There are over 400 kinds of algae that can develop in your swimming pool! That sounds pretty depressing doesn’t it? So how do you tell what the best algaecides for your pool are? The good thing is that they all fit into 3 types or colors.
The most common type of algae for most pools. Green algae can grow on the walls but it most commonly grows in the water itself making the pool look green.
Before you attempt to kill green algae you should make sure your pool filter is clean and your chemicals levels are balanced. Grab a good Test Kit and verify. The chlorine levels will need to be raised (shocked) to a very high level in combination with the use of a good algaecide to kill most green algae.
How easy it is to kill green algae usually depends on how long the algae has been in the pool. If it has only been there for a week or two you should not have much trouble killing it. If it has been there for a month or longer you may need to take more aggressive actions including draining and refilling your pool (not above ground pools or any inground pool during times with high ground water levels). You may need to contact me with specifics before you proceed so you don’t waste time or money. Please use the contact form on this website.
Yellow algae is also known as Mustard Algae. Yellow algae is yellow in color and only grows on the walls of the pool. It usually starts on the shady side of the pool but will quickly spread to the entire pool. It is also easily identified because it brushes off easily from the pool walls but will return if allowed in just a few days. This is the algae that most pool service companies deal with because green algae is usually kept to a minimum with regular maintenance. Yellow algae on the other hand will grow with normal amounts of chlorine and proper maintenance. Luckily we can still kill it with a good algaecide.

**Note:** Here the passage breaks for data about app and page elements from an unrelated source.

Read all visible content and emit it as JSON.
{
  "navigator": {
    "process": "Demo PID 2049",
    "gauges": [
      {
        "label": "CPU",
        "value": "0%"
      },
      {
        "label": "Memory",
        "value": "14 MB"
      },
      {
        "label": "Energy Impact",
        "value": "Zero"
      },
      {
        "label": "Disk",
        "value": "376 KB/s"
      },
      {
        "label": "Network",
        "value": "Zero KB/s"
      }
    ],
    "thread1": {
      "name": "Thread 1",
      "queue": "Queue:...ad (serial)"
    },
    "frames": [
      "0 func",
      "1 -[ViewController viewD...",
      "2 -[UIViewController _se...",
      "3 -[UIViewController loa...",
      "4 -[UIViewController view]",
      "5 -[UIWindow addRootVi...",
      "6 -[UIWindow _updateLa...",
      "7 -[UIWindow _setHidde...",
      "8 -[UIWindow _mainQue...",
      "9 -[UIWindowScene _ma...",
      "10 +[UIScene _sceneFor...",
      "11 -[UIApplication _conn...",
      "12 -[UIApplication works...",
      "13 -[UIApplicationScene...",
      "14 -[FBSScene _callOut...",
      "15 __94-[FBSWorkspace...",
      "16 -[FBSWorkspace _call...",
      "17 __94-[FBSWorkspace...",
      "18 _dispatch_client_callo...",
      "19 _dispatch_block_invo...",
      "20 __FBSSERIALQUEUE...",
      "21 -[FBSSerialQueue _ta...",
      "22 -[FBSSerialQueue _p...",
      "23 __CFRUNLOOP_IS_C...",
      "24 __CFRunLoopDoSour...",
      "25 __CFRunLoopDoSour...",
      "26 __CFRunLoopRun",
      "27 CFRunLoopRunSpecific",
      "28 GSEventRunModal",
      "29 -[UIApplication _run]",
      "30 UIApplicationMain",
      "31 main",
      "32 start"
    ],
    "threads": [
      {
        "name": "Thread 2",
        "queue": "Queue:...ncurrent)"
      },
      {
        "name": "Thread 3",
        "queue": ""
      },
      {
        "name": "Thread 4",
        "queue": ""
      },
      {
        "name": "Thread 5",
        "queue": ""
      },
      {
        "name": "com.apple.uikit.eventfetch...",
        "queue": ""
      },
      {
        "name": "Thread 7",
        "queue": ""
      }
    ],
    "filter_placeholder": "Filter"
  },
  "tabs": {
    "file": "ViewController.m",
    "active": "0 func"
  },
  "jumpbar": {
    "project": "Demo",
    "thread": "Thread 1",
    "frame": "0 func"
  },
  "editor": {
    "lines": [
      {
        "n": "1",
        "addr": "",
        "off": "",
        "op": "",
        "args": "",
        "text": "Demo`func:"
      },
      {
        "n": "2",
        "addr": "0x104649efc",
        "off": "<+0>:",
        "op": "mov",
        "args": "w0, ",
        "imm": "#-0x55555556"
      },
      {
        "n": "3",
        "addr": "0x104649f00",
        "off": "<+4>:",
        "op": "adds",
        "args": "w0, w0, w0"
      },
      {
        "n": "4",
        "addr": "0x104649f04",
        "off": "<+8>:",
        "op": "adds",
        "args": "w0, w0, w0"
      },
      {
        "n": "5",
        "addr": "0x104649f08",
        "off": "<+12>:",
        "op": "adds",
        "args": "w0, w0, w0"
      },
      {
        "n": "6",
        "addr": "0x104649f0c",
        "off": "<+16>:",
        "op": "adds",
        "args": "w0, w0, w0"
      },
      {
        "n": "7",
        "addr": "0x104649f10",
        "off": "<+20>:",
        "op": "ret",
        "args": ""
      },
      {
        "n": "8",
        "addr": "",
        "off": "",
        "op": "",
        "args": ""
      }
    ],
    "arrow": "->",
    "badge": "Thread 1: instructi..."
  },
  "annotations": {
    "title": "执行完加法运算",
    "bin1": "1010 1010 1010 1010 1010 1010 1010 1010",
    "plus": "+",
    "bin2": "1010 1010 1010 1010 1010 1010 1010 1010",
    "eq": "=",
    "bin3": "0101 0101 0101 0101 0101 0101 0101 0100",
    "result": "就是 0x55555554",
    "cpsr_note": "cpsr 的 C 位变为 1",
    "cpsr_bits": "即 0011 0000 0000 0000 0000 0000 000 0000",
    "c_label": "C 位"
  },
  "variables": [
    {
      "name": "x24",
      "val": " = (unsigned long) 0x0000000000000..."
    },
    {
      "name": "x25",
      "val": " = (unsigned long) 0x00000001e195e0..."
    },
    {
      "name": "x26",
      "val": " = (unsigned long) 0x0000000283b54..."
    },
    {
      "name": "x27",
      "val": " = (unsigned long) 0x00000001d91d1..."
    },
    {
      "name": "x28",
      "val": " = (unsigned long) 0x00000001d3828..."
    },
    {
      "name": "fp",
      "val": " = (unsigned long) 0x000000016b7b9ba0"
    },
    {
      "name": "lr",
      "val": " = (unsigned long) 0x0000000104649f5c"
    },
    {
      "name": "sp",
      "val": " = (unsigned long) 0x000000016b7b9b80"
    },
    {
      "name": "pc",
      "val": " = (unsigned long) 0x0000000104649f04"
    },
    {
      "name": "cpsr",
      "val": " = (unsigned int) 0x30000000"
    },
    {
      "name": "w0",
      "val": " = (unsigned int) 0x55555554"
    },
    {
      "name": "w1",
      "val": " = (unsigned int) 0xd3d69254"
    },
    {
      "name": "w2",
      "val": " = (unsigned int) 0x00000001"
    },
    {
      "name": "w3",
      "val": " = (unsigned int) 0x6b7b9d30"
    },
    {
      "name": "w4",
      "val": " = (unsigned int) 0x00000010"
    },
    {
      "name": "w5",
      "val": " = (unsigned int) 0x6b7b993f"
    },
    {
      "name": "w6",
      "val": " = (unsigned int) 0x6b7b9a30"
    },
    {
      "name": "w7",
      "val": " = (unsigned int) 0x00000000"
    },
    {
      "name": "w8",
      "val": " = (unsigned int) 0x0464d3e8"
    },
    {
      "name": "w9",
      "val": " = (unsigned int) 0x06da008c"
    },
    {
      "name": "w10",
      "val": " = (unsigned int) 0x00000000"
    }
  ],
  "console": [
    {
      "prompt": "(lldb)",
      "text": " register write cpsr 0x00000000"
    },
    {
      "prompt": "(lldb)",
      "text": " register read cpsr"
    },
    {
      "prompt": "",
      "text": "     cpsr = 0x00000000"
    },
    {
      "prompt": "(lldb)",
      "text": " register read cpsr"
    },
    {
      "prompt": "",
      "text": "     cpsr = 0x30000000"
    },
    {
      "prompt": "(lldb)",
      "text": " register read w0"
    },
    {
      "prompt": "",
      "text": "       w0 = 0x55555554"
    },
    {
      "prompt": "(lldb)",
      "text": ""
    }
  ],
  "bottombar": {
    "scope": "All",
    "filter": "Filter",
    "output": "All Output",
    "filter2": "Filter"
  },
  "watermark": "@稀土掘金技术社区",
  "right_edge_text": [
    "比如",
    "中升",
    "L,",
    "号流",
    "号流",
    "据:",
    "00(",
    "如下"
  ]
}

Yellow Algae also requires a high chlorine level and everything else to be balanced with a good Test Kit.
Shock the pool. Add one of the algaecides below following the directions on the label.
This algae can come back after killing it so keep your eye out for the formation of new yellow algae for a few weeks. If you see any repeat the shock and algaecide. You might choose to change the algaecide to the one used for green algae instead of the same algaecide you just used. This is because the algaecides work differently and you have already weakened the algae. Change the algaecide and you will most likely kill all remaining algae. It’s what I do.
This pain in the rear grows like a root in the pitted or rough areas of your swimming pool. They grow in small spots not larger than the size of dime but they can be numerous. The reason why I have so much disdain for them is because they grow a protective head over the root of the algae. In order to kill this algae you need to scrape off the head of each spot. This algae will spread if left unattended. I have seen pools with black algae everywhere! What a cleanup those were requiring lots of scrubbing and two or three algaecides. Luckily most pools only have a few spots.
First buy a quality Stainless Steel Brush. The trick here is to buy a brush that is not too wide. This way you can put more pressure on each spot with less effort. Brush every black algae spot and then shock the pool. A few hours after shocking the pool you can add a copper algaecide. Copper algaecides are great at killing black algae roots after the head is removed. You should be careful not to add too much copper algaecide (follow label directions) because copper can stain the pool walls if used too often or if too much is added.